TASK PROMPT>
Every entry must be set down exactly in the answer; no pictures should appear.

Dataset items
----------------------------------------

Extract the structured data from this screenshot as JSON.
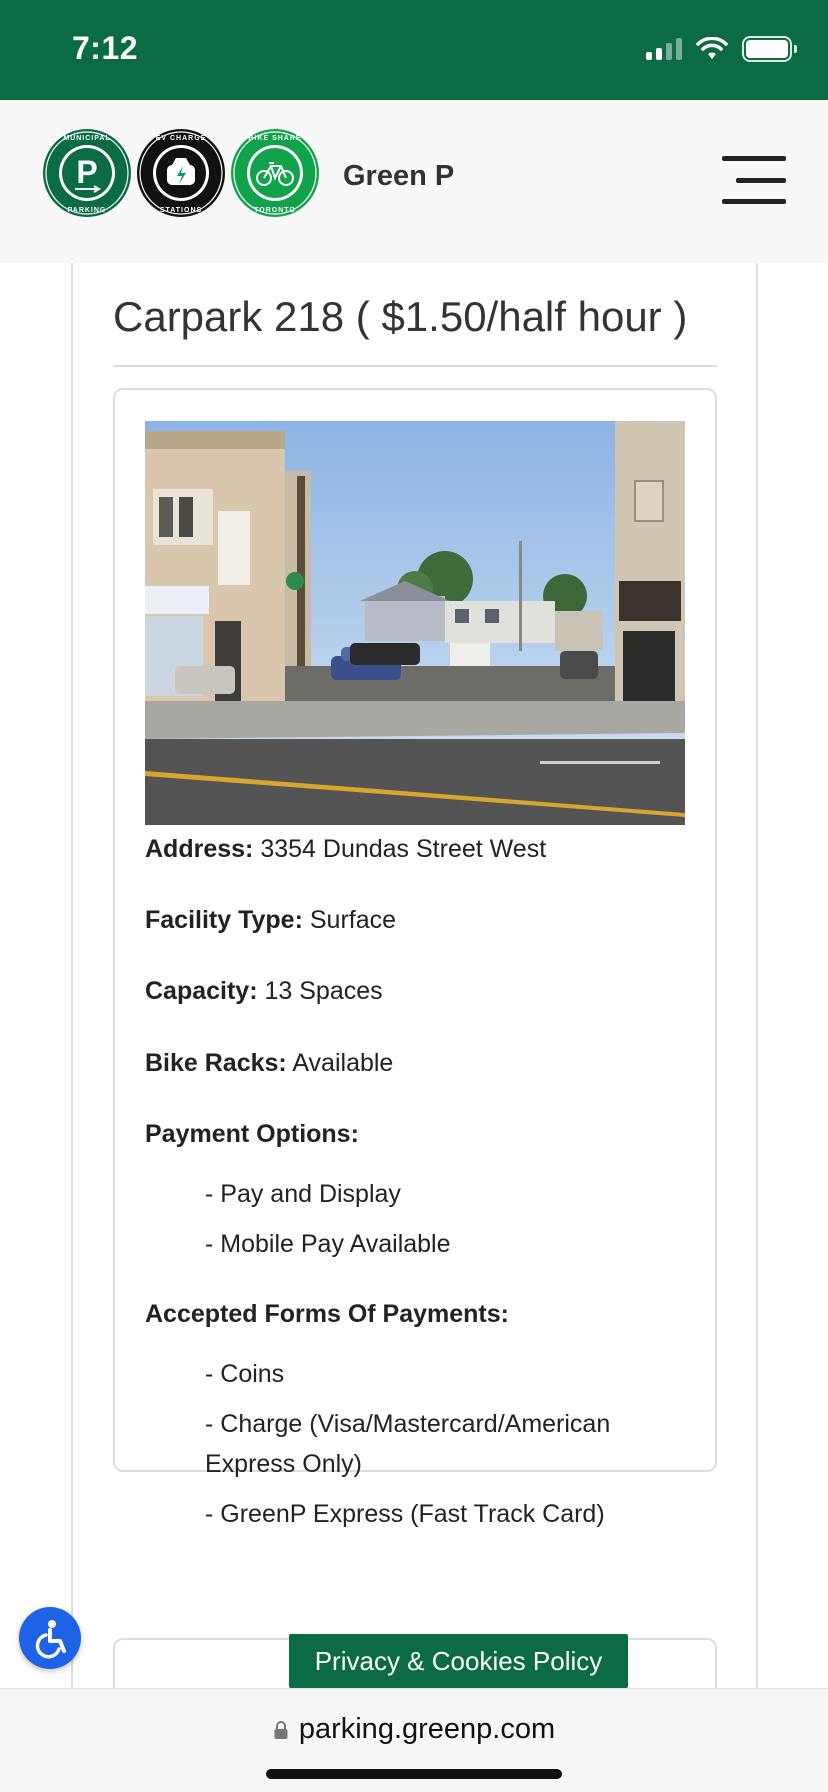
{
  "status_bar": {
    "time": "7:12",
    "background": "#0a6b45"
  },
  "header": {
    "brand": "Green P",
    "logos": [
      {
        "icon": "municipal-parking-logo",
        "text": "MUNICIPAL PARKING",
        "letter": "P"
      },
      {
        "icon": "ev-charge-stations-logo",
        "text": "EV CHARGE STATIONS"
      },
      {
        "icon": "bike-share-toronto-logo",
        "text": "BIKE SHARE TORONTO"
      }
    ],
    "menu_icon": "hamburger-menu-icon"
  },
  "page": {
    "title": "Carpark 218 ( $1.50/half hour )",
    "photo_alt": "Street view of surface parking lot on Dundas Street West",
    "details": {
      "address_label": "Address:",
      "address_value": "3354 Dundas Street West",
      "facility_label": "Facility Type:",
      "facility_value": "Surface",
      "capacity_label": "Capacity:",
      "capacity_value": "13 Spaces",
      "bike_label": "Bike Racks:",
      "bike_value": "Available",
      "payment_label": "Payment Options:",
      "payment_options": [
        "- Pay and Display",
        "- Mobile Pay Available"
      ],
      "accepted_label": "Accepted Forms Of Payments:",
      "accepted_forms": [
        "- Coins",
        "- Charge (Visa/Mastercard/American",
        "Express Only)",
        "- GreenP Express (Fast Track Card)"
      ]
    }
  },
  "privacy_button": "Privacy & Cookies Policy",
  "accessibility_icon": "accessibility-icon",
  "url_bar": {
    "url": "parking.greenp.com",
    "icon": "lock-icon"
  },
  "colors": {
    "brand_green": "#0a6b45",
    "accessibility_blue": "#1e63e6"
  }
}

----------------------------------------

EXERCISE RESPONSE>
Extract the structured data from this screenshot as JSON.
{
  "status_bar": {
    "time": "7:12",
    "background": "#0a6b45"
  },
  "header": {
    "brand": "Green P",
    "logos": [
      {
        "icon": "municipal-parking-logo",
        "text": "MUNICIPAL PARKING",
        "letter": "P"
      },
      {
        "icon": "ev-charge-stations-logo",
        "text": "EV CHARGE STATIONS"
      },
      {
        "icon": "bike-share-toronto-logo",
        "text": "BIKE SHARE TORONTO"
      }
    ],
    "menu_icon": "hamburger-menu-icon"
  },
  "page": {
    "title": "Carpark 218 ( $1.50/half hour )",
    "photo_alt": "Street view of surface parking lot on Dundas Street West",
    "details": {
      "address_label": "Address:",
      "address_value": "3354 Dundas Street West",
      "facility_label": "Facility Type:",
      "facility_value": "Surface",
      "capacity_label": "Capacity:",
      "capacity_value": "13 Spaces",
      "bike_label": "Bike Racks:",
      "bike_value": "Available",
      "payment_label": "Payment Options:",
      "payment_options": [
        "- Pay and Display",
        "- Mobile Pay Available"
      ],
      "accepted_label": "Accepted Forms Of Payments:",
      "accepted_forms": [
        "- Coins",
        "- Charge (Visa/Mastercard/American",
        "Express Only)",
        "- GreenP Express (Fast Track Card)"
      ]
    }
  },
  "privacy_button": "Privacy & Cookies Policy",
  "accessibility_icon": "accessibility-icon",
  "url_bar": {
    "url": "parking.greenp.com",
    "icon": "lock-icon"
  },
  "colors": {
    "brand_green": "#0a6b45",
    "accessibility_blue": "#1e63e6"
  }
}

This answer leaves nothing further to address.